**Your task**
Wherever "selected" appears in the records below, copy the line that holds it.

Records drawn from a dataset

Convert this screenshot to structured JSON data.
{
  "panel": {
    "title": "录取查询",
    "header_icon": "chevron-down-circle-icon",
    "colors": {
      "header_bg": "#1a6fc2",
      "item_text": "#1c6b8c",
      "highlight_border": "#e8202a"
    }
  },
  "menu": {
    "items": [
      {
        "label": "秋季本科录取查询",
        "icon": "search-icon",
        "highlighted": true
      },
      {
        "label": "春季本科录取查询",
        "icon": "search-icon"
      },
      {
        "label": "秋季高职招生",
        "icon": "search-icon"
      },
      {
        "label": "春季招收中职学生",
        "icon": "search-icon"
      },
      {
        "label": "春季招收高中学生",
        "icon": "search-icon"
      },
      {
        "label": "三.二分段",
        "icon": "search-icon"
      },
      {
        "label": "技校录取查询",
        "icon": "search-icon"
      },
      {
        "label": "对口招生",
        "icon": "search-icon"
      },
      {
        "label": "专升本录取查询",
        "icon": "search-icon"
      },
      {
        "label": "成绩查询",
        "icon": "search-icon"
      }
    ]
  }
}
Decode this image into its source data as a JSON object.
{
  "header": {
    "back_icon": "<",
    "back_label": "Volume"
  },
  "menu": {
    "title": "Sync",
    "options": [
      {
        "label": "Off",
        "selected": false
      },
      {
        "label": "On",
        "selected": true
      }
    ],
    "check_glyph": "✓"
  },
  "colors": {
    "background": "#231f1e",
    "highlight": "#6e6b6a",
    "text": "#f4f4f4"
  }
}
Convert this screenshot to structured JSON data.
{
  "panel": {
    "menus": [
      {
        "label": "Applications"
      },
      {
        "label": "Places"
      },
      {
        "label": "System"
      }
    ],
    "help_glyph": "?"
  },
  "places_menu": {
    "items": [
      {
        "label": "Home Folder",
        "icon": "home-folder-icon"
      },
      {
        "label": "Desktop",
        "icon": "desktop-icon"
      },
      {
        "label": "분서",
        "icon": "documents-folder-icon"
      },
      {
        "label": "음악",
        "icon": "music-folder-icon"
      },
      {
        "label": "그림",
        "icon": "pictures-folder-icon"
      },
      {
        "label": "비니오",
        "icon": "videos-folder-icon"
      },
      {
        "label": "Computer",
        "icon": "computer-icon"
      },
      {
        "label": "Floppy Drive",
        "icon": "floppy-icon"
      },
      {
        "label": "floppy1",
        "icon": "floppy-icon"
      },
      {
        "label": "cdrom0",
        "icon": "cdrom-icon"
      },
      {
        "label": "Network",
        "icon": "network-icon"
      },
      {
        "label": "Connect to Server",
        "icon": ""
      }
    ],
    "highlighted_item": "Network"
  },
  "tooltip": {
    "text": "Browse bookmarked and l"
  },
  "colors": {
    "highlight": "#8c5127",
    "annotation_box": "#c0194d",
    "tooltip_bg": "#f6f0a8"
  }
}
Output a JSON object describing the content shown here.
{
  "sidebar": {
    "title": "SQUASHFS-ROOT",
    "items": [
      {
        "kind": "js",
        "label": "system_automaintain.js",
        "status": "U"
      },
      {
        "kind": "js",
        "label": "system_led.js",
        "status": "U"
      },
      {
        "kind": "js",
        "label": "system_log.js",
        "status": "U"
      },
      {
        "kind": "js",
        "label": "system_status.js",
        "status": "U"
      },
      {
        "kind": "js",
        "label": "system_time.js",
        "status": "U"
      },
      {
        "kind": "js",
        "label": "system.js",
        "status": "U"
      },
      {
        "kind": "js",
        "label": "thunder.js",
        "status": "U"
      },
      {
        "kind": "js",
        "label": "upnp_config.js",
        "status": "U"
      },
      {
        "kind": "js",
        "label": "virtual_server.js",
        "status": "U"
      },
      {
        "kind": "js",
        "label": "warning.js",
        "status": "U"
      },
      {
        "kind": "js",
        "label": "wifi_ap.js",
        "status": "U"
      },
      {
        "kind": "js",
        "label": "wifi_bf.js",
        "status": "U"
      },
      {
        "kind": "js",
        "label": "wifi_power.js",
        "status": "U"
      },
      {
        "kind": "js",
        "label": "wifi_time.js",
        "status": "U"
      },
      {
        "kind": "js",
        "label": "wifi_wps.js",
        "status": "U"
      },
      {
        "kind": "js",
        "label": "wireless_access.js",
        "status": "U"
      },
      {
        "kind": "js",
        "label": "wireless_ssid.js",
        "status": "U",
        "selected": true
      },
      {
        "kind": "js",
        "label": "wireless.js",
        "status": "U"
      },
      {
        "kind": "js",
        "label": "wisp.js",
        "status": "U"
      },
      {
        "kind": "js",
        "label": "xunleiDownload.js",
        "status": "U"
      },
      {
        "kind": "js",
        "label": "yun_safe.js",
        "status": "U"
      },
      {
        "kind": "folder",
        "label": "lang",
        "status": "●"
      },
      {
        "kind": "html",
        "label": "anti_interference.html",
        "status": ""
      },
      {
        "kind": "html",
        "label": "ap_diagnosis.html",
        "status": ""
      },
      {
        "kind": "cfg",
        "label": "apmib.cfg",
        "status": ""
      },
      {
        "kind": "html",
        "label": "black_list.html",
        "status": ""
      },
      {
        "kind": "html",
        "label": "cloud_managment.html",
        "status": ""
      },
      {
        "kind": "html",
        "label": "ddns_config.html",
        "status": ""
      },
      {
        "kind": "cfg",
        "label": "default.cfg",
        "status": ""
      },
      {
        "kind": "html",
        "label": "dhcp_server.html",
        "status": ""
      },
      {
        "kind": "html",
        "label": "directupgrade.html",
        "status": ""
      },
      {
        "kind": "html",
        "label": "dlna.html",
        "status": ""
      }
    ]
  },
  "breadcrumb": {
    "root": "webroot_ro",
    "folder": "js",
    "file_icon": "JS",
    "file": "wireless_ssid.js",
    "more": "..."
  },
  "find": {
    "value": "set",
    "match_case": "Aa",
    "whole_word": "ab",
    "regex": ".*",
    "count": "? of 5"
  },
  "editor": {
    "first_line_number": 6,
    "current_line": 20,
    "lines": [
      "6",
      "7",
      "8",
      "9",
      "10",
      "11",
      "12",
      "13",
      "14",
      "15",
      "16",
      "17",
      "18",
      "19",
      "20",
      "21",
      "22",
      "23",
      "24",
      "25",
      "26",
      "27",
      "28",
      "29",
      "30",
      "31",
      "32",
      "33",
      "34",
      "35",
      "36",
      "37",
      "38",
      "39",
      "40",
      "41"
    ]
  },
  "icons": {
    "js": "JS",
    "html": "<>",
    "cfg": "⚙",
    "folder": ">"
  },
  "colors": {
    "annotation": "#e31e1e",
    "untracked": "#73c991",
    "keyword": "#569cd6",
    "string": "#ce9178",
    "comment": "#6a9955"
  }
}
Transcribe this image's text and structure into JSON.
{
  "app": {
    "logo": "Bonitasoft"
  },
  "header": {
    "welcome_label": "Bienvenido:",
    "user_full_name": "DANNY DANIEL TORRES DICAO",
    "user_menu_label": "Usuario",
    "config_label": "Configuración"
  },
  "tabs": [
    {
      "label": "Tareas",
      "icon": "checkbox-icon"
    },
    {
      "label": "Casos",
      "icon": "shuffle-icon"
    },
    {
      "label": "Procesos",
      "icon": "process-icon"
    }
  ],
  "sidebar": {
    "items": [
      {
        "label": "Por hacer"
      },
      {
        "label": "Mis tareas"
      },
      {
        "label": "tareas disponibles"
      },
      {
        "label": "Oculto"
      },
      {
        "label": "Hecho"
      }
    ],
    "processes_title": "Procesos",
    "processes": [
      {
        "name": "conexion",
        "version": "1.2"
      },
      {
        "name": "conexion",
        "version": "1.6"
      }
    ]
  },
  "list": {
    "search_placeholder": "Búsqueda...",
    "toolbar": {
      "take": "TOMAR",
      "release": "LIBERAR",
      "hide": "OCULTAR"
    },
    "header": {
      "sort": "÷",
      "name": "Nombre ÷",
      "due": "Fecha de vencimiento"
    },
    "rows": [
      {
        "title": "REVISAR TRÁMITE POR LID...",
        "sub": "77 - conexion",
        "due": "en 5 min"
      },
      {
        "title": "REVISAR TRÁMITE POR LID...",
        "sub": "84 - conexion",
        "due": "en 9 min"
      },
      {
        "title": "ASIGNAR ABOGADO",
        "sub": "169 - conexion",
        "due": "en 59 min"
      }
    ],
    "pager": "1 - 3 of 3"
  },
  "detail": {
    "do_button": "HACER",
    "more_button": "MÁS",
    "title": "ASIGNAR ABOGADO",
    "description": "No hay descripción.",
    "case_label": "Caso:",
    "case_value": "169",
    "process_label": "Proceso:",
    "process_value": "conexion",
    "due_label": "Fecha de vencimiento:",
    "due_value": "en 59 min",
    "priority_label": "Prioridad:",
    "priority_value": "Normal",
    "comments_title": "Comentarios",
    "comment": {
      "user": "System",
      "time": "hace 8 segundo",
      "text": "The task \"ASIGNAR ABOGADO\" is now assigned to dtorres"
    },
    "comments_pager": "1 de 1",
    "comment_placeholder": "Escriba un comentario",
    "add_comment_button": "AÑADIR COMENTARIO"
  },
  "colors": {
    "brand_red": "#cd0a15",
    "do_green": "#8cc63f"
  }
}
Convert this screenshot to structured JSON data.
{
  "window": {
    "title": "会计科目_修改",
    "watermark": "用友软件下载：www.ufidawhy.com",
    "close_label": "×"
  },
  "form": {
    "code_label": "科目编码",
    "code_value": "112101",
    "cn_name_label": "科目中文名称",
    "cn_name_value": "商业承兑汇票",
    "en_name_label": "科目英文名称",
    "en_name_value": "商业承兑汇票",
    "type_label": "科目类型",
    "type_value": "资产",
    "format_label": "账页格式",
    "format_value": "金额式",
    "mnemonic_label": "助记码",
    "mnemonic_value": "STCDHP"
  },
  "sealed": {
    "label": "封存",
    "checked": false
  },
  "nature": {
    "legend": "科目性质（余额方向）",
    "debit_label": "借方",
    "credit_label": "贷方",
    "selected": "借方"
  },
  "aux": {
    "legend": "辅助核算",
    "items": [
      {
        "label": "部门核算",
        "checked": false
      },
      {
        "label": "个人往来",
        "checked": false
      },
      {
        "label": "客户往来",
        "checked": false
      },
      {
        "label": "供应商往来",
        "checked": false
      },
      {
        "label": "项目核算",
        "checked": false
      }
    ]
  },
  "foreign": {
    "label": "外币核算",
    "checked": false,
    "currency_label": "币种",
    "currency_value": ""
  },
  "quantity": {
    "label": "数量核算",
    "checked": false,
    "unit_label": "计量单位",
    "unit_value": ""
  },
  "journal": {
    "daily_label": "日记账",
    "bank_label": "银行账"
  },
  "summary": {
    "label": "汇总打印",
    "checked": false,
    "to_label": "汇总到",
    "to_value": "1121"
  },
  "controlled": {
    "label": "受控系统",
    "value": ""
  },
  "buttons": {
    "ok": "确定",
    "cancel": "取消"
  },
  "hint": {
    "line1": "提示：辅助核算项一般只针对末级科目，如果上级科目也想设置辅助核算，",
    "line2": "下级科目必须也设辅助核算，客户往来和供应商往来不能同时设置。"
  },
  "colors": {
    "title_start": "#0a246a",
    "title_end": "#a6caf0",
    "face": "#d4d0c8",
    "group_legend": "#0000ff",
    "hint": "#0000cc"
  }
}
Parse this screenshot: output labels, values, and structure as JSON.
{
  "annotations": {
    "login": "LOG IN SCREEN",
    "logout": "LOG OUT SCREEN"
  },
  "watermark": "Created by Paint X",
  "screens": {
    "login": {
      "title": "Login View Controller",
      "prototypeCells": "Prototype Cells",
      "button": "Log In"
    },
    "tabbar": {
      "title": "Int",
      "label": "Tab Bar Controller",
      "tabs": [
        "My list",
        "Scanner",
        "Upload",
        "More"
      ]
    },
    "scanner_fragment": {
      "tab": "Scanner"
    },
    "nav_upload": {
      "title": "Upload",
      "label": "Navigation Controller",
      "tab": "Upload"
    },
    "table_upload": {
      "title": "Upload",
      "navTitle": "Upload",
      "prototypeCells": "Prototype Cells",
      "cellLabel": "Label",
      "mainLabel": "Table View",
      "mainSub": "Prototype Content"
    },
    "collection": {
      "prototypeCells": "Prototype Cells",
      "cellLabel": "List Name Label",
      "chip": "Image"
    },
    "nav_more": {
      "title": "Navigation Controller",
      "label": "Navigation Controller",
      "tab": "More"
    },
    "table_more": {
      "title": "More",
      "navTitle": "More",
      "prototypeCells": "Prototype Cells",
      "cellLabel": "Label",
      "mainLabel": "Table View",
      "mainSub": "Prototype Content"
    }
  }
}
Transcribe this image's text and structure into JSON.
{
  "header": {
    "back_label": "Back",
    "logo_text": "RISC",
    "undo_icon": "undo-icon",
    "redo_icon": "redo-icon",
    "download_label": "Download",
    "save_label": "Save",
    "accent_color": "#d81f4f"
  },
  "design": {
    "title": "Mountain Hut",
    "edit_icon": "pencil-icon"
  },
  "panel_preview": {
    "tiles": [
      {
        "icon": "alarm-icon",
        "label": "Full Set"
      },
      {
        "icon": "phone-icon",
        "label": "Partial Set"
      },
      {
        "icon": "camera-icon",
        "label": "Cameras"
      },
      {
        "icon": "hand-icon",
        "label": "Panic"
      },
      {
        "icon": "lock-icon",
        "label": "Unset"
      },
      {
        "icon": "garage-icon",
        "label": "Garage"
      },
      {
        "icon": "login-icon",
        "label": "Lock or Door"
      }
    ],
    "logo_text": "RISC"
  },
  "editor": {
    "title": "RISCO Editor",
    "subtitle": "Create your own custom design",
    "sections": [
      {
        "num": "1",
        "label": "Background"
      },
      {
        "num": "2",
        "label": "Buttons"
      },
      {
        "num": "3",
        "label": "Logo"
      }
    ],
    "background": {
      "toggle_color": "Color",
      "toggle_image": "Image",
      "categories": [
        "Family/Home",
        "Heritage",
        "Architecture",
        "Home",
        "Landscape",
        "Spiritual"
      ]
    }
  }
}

**Task solution**
        "selected": false
        "selected": true
        "selected": true
    "selected": "借方"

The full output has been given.